For more information, see the Professional Testing Corporation website.

LICENSES

LABORATORY ANALYSIS TECHNICIAN

Licensing agency: Illinois State Police
Address: Illinois State Police, Division or Office, 25 E. Monroe St., Room No. 401, Springfield, IL 62794-9461

Phone: (217) 786-6925
Website: Illinois State Police

LOCATION INFORMATION: Chicago, Illinois

Chicago, Illinois
Chicago, Illinois photo by Dschwen

Chicago is situated in Cook County, Illinois. It has a population of over 2,853,114, which has shrunk by 1.5% in the past ten years. The cost of living index in Chicago, 114, is well above the national average. New single-family homes in Chicago are valued at $200,500 on average, which is far less than the state average. In 2008, three hundred eighty-one new homes were built in Chicago, down from eight hundred seventy the previous year.

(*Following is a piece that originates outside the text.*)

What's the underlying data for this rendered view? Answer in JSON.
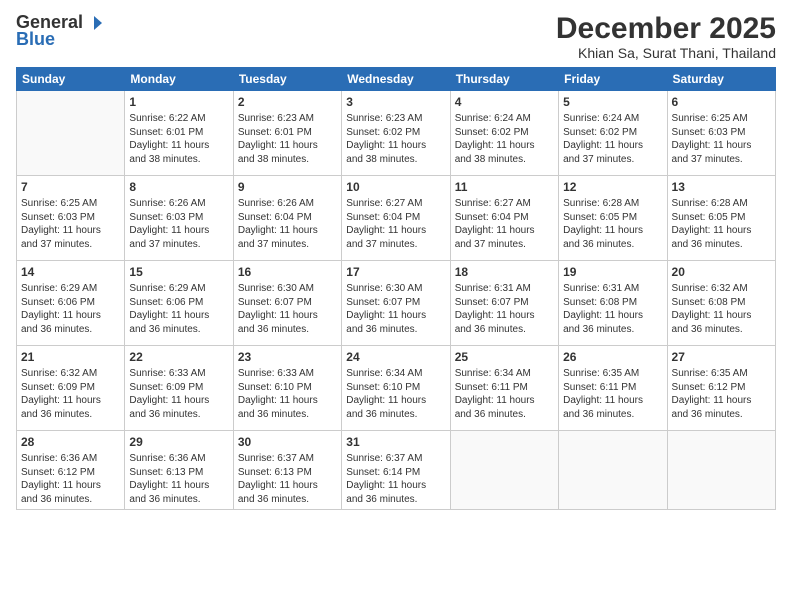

The three big industries for women in Chicago are health care, educational services, and professional, scientific, and technical services. For men, it is construction, professional, scientific, and technical services, and accommodation and food services. The average commute to work is about 35 minutes. More than 25.5% of Chicago residents have a bachelor's degree, which is lower than the state average. The percentage of residents with a graduate degree, 10.0%, is higher than the state average.

The unemployment rate in Chicago is 11.6%, which is greater than Illinois's average of 10.5%.

The percentage of Chicago residents that are affiliated with a religious congregation, 57.6%, is more than both the national and state average. Southlawn United Methodist Church, Southern Missionary Baptist Church and Lakeside Evangelical Church are all churches located in Chicago. The most common religious groups are the Catholic Church, the Muslim Estimate and the Lutheran Church.

Chicago is home to the Five Crossings and the Wrigley Field as well as Monticello Park and Wilson Playground. Shopping centers in the area include Lincoln Village Shopping Center, Market Place at Six Corners Shopping Center and Kimbark Plaza Shopping Center. Visitors to Chicago can choose from Extended Stay America, Embassy Suites Lakefront and Cottage Inn for temporary stays in the area.